A Kempston teenager was reported to the police by his parents after his mother found a gun in his wardrobe.
Umar Javid’s mother was cleaning the 19-year-old’s room when she discovered a revolver that had been converted to fire real ammunition.
The judge at Luton Crown Court commended Javid’s parents as he sentenced the teenaged to five years. Javid claimed he only had the gun for a day.
Prosecutor Robin Miric said, “On 13 April this year his mother was cleaning his room and found a firearm in the bedroom wardrobe. She called her husband and they called the police.”
When it was examined the police found the BBM Olympic had been adapted to fire live rounds. It had three rounds of ammunition and one was ready to fire, said the prosecutor.
Ten months earlier, on 21 June last year, Javid had been arrested when the police were called to Bassett Road in Leighton Buzzard.
There were four males in a Seat Toledo car with Javid in the front passenger seat. He ran off but was caught.
Cling film packages fell from him and they were found to contain 18.09g of cocaine and 5.26 grams of heroin.
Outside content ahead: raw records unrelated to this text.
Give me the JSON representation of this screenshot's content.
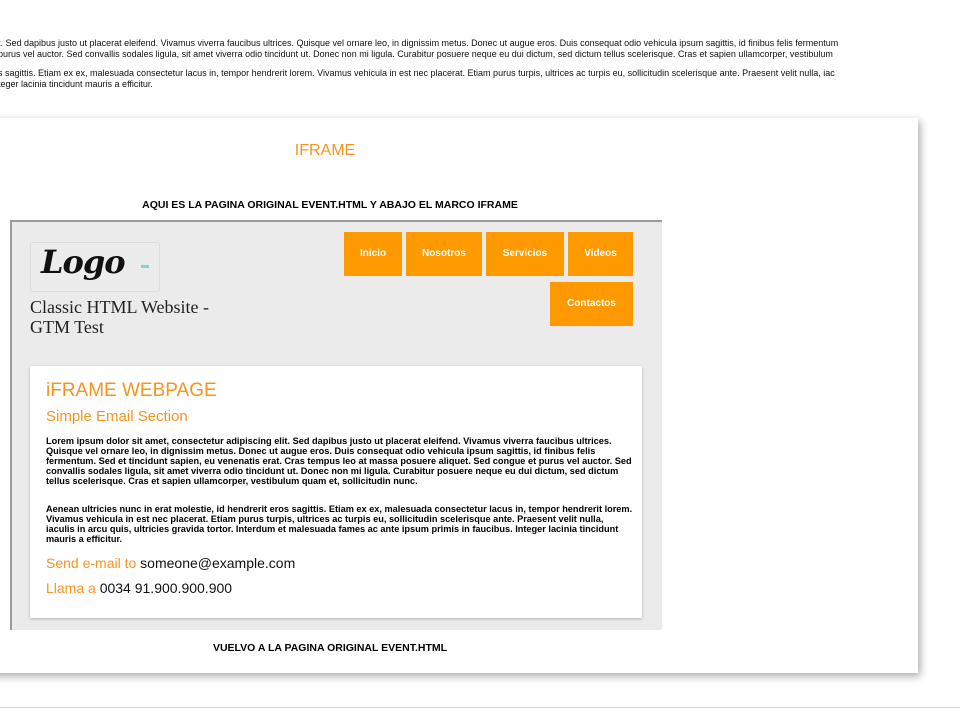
{
  "intro": {
    "line1": "t. Sed dapibus justo ut placerat eleifend. Vivamus viverra faucibus ultrices. Quisque vel ornare leo, in dignissim metus. Donec ut augue eros. Duis consequat odio vehicula ipsum sagittis, id finibus felis fermentum",
    "line2": "purus vel auctor. Sed convallis sodales ligula, sit amet viverra odio tincidunt ut. Donec non mi ligula. Curabitur posuere neque eu dui dictum, sed dictum tellus scelerisque. Cras et sapien ullamcorper, vestibulum",
    "line3": "s sagittis. Etiam ex ex, malesuada consectetur lacus in, tempor hendrerit lorem. Vivamus vehicula in est nec placerat. Etiam purus turpis, ultrices ac turpis eu, sollicitudin scelerisque ante. Praesent velit nulla, iac",
    "line4": "teger lacinia tincidunt mauris a efficitur."
  },
  "card": {
    "iframe_title": "IFRAME",
    "caption_top": "AQUI ES LA PAGINA ORIGINAL EVENT.HTML Y ABAJO EL MARCO IFRAME",
    "caption_bottom": "VUELVO A LA PAGINA ORIGINAL EVENT.HTML"
  },
  "frame": {
    "logo_text": "Logo",
    "site_title": "Classic HTML Website - GTM Test",
    "nav": [
      "Inicio",
      "Nosotros",
      "Servicios",
      "Videos",
      "Contactos"
    ],
    "content": {
      "heading": "iFRAME WEBPAGE",
      "subheading": "Simple Email Section",
      "paragraph1": "Lorem ipsum dolor sit amet, consectetur adipiscing elit. Sed dapibus justo ut placerat eleifend. Vivamus viverra faucibus ultrices. Quisque vel ornare leo, in dignissim metus. Donec ut augue eros. Duis consequat odio vehicula ipsum sagittis, id finibus felis fermentum. Sed et tincidunt sapien, eu venenatis erat. Cras tempus leo at massa posuere aliquet. Sed congue et purus vel auctor. Sed convallis sodales ligula, sit amet viverra odio tincidunt ut. Donec non mi ligula. Curabitur posuere neque eu dui dictum, sed dictum tellus scelerisque. Cras et sapien ullamcorper, vestibulum quam et, sollicitudin nunc.",
      "paragraph2": "Aenean ultricies nunc in erat molestie, id hendrerit eros sagittis. Etiam ex ex, malesuada consectetur lacus in, tempor hendrerit lorem. Vivamus vehicula in est nec placerat. Etiam purus turpis, ultrices ac turpis eu, sollicitudin scelerisque ante. Praesent velit nulla, iaculis in arcu quis, ultricies gravida tortor. Interdum et malesuada fames ac ante ipsum primis in faucibus. Integer lacinia tincidunt mauris a efficitur.",
      "email_label": "Send e-mail to ",
      "email_value": "someone@example.com",
      "phone_label": "Llama a ",
      "phone_value": "0034 91.900.900.900"
    }
  },
  "colors": {
    "accent": "#f7941d",
    "nav_bg": "#ff9900",
    "frame_bg": "#ebebeb"
  }
}
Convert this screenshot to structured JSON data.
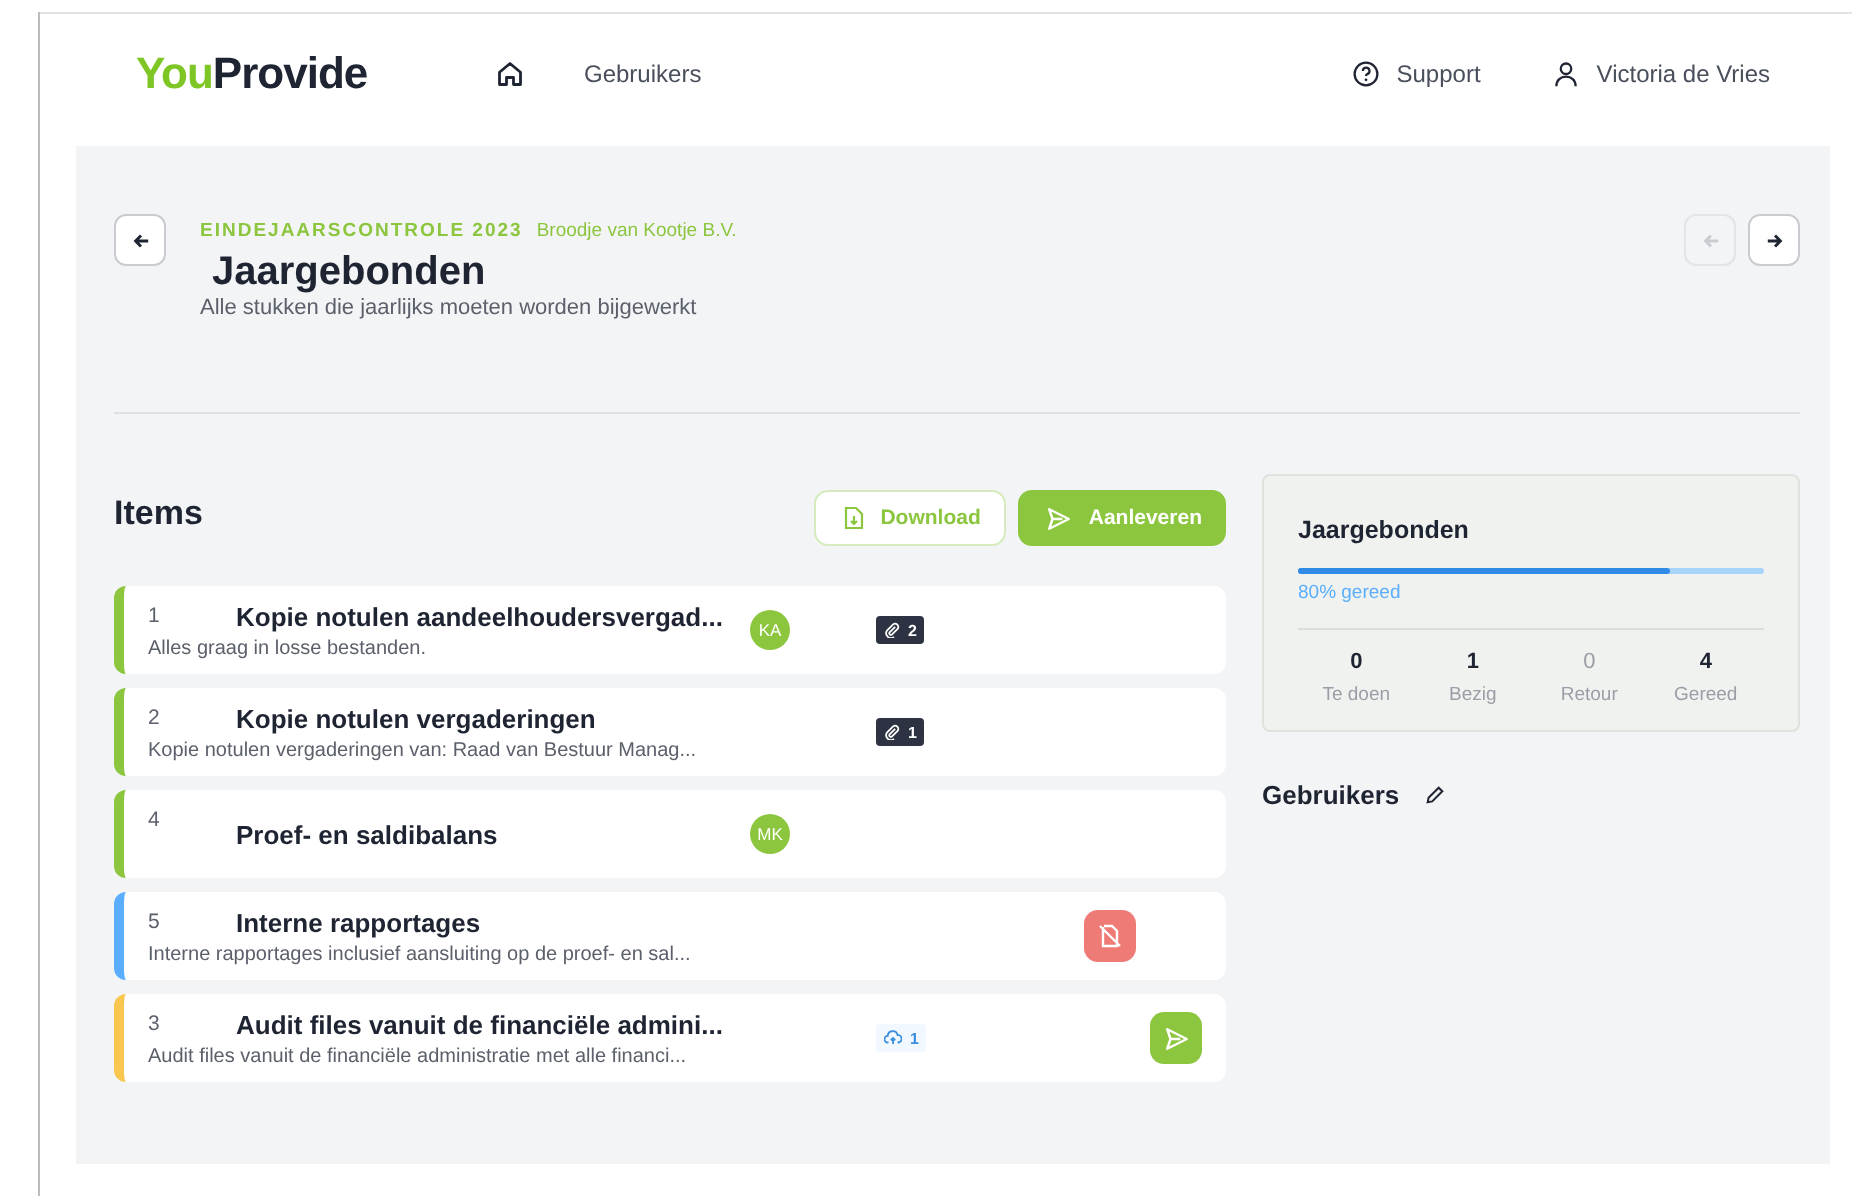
{
  "header": {
    "logo": [
      {
        "text": "You",
        "accent": true
      },
      {
        "text": "Provide",
        "accent": false
      }
    ],
    "nav": [
      {
        "label": "Gebruikers"
      }
    ],
    "support": "Support",
    "user": "Victoria de Vries"
  },
  "page": {
    "eyebrow": "EINDEJAARSCONTROLE 2023",
    "client": "Broodje van Kootje B.V.",
    "title": "Jaargebonden",
    "subtitle": "Alle stukken die jaarlijks moeten worden bijgewerkt",
    "prev_disabled": true,
    "next_disabled": false
  },
  "items": {
    "title": "Items",
    "download": "Download",
    "submit": "Aanleveren",
    "rows": [
      {
        "number": "1",
        "title": "Kopie notulen aandeelhoudersvergad...",
        "description": "Alles graag in losse bestanden.",
        "color": "#8cc63f",
        "avatar": "KA",
        "badge": {
          "kind": "attachment",
          "count": "2"
        }
      },
      {
        "number": "2",
        "title": "Kopie notulen vergaderingen",
        "description": "Kopie notulen vergaderingen van: Raad van Bestuur Manag...",
        "color": "#8cc63f",
        "badge": {
          "kind": "attachment",
          "count": "1"
        }
      },
      {
        "number": "4",
        "title": "Proef- en saldibalans",
        "color": "#8cc63f",
        "avatar": "MK"
      },
      {
        "number": "5",
        "title": "Interne rapportages",
        "description": "Interne rapportages inclusief aansluiting op de proef- en sal...",
        "color": "#5aaefc",
        "action": {
          "kind": "no-file"
        }
      },
      {
        "number": "3",
        "title": "Audit files vanuit de financiële admini...",
        "description": "Audit files vanuit de financiële administratie met alle financi...",
        "color": "#f9c74f",
        "badge": {
          "kind": "upload",
          "count": "1"
        },
        "action": {
          "kind": "send"
        }
      }
    ]
  },
  "summary": {
    "title": "Jaargebonden",
    "level": 0.8,
    "progress_label": "80% gereed",
    "stats": [
      {
        "value": "0",
        "label": "Te doen",
        "muted": false
      },
      {
        "value": "1",
        "label": "Bezig",
        "muted": false
      },
      {
        "value": "0",
        "label": "Retour",
        "muted": true
      },
      {
        "value": "4",
        "label": "Gereed",
        "muted": false
      }
    ]
  },
  "users": {
    "title": "Gebruikers"
  }
}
He had a small amount of cannabis on him.
Javid of Hastings Road, Kempston appeared for sentence on a video link from Bedford prison.
He had pleaded guilty on an earlier occasion to possessing a firearm and ammunition, two charges of possessing Class A drugs with intent to supply and possessing cannabis.
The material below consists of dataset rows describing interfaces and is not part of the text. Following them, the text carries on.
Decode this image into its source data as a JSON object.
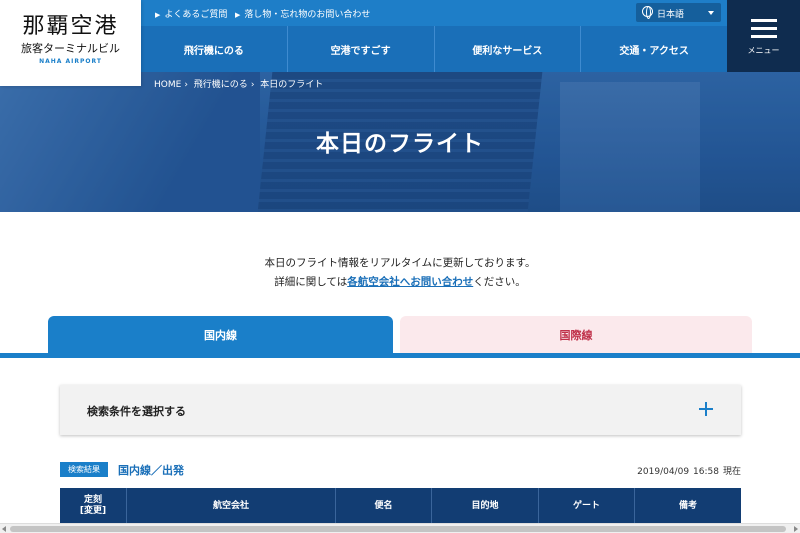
{
  "header": {
    "logo_main": "那覇空港",
    "logo_sub": "旅客ターミナルビル",
    "logo_en": "NAHA AIRPORT",
    "top_links": [
      "よくあるご質問",
      "落し物・忘れ物のお問い合わせ"
    ],
    "language": "日本語",
    "nav": [
      "飛行機にのる",
      "空港ですごす",
      "便利なサービス",
      "交通・アクセス"
    ],
    "menu_label": "メニュー"
  },
  "hero": {
    "breadcrumb": [
      "HOME",
      "飛行機にのる",
      "本日のフライト"
    ],
    "title": "本日のフライト"
  },
  "intro": {
    "line1": "本日のフライト情報をリアルタイムに更新しております。",
    "line2_prefix": "詳細に関しては",
    "line2_link": "各航空会社へお問い合わせ",
    "line2_suffix": "ください。"
  },
  "tabs": {
    "domestic": "国内線",
    "international": "国際線"
  },
  "search": {
    "label": "検索条件を選択する"
  },
  "results": {
    "badge": "検索結果",
    "title": "国内線／出発",
    "date": "2019/04/09",
    "time": "16:58",
    "suffix": "現在",
    "columns": [
      "定刻",
      "[変更]",
      "航空会社",
      "便名",
      "目的地",
      "ゲート",
      "備考"
    ]
  },
  "colors": {
    "primary": "#1a7fc9",
    "nav": "#1a6fb8",
    "table_header": "#123d73",
    "menu_bg": "#0f2c4f",
    "intl_tab_bg": "#fbe9ec",
    "intl_tab_text": "#c0314a"
  }
}
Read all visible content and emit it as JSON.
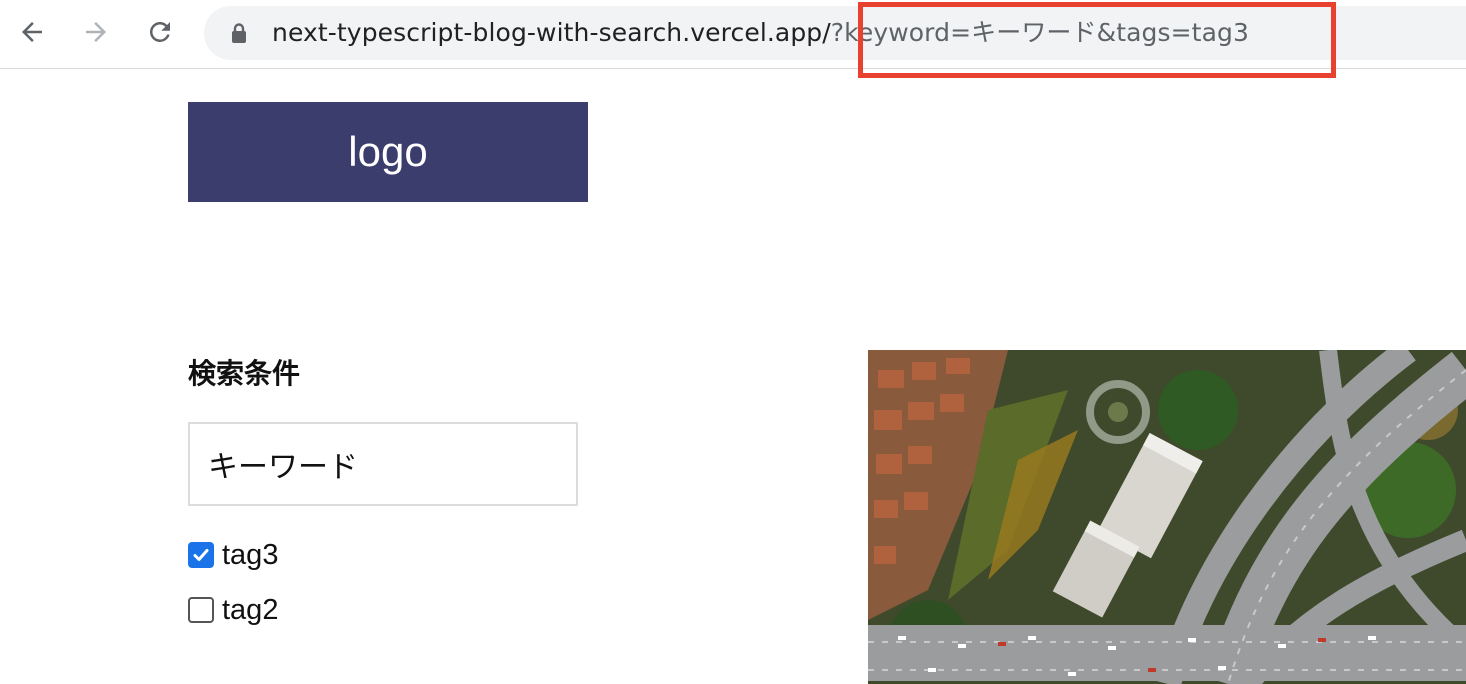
{
  "browser": {
    "url_host": "next-typescript-blog-with-search.vercel.app/",
    "url_query": "?keyword=キーワード&tags=tag3",
    "back_icon": "arrow-left-icon",
    "forward_icon": "arrow-right-icon",
    "reload_icon": "reload-icon",
    "lock_icon": "lock-icon",
    "highlight_color": "#e8412f"
  },
  "header": {
    "logo_text": "logo",
    "logo_bg": "#3b3d6c"
  },
  "search": {
    "heading": "検索条件",
    "keyword_value": "キーワード",
    "tags": [
      {
        "label": "tag3",
        "checked": true
      },
      {
        "label": "tag2",
        "checked": false
      }
    ],
    "checkbox_accent": "#1a73e8"
  },
  "hero": {
    "image_icon": "aerial-city-highway-photo"
  }
}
Defending, Shelley Griffith said: “He had lost £1,000 to £2,000 to drug dealers. They forced the firearm onto him to pay off the drug debt. He said he only had it for a day.
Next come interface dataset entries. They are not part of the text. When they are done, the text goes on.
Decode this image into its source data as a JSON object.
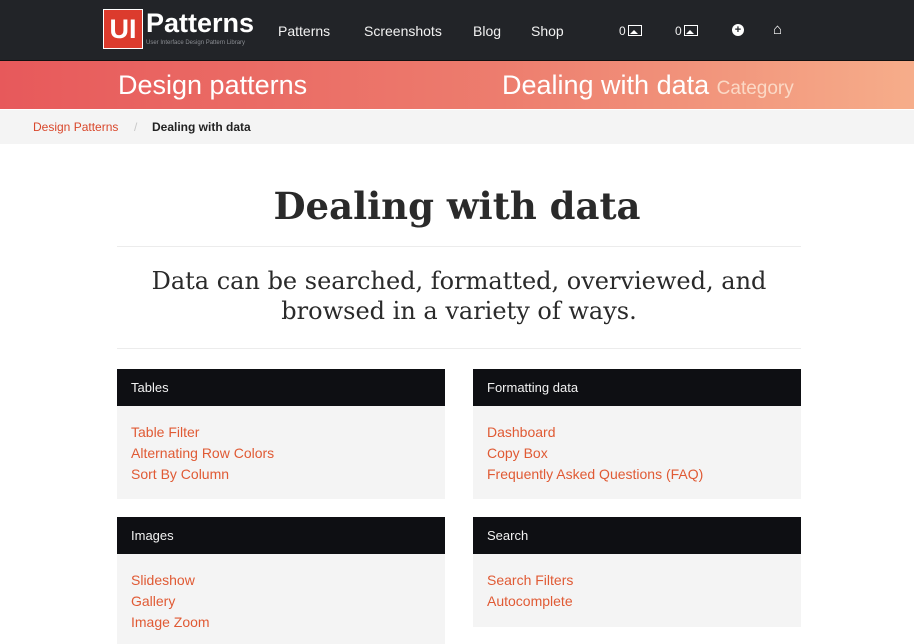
{
  "brand": {
    "logo_mark": "UI",
    "name": "Patterns",
    "tagline": "User Interface Design Pattern Library"
  },
  "nav": {
    "links": [
      "Patterns",
      "Screenshots",
      "Blog",
      "Shop"
    ],
    "counter_a": "0",
    "counter_b": "0",
    "icons": [
      "image-icon",
      "image-icon",
      "plus-circle-icon",
      "home-icon"
    ]
  },
  "banner": {
    "left": "Design patterns",
    "right": "Dealing with data",
    "right_suffix": "Category"
  },
  "breadcrumb": {
    "link": "Design Patterns",
    "separator": "/",
    "current": "Dealing with data"
  },
  "page": {
    "title": "Dealing with data",
    "lead": "Data can be searched, formatted, overviewed, and browsed in a variety of ways."
  },
  "panels": [
    {
      "title": "Tables",
      "links": [
        "Table Filter",
        "Alternating Row Colors",
        "Sort By Column"
      ]
    },
    {
      "title": "Formatting data",
      "links": [
        "Dashboard",
        "Copy Box",
        "Frequently Asked Questions (FAQ)"
      ]
    },
    {
      "title": "Images",
      "links": [
        "Slideshow",
        "Gallery",
        "Image Zoom"
      ]
    },
    {
      "title": "Search",
      "links": [
        "Search Filters",
        "Autocomplete"
      ]
    }
  ],
  "colors": {
    "accent": "#e05a34",
    "nav_bg": "#222428",
    "panel_head_bg": "#0e0f13",
    "banner_start": "#e7595b",
    "banner_end": "#f6ad8a"
  }
}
“His mother cleaned his room every other day and she would have found it had it been there longer.
“He is 19 and immature and has been brought up in a traditional Pakistani family.”
Jailing him, Judge Barbara Mensah said, “This was a genuine firearm with ammunition and was capable of being fired. You said you only had it for a day. Even if I accept what you say a day is too long.
“The seriousness of having firearms and ammunition cannot be underestimated. They terrorise and intimidate people, usually in association with drugs.
“Drug dealing is also a pernicious activity. It leads to addiction and crime.”
The judge added: “You come from a good family – your parents are to be commended for reporting the matter to the police.“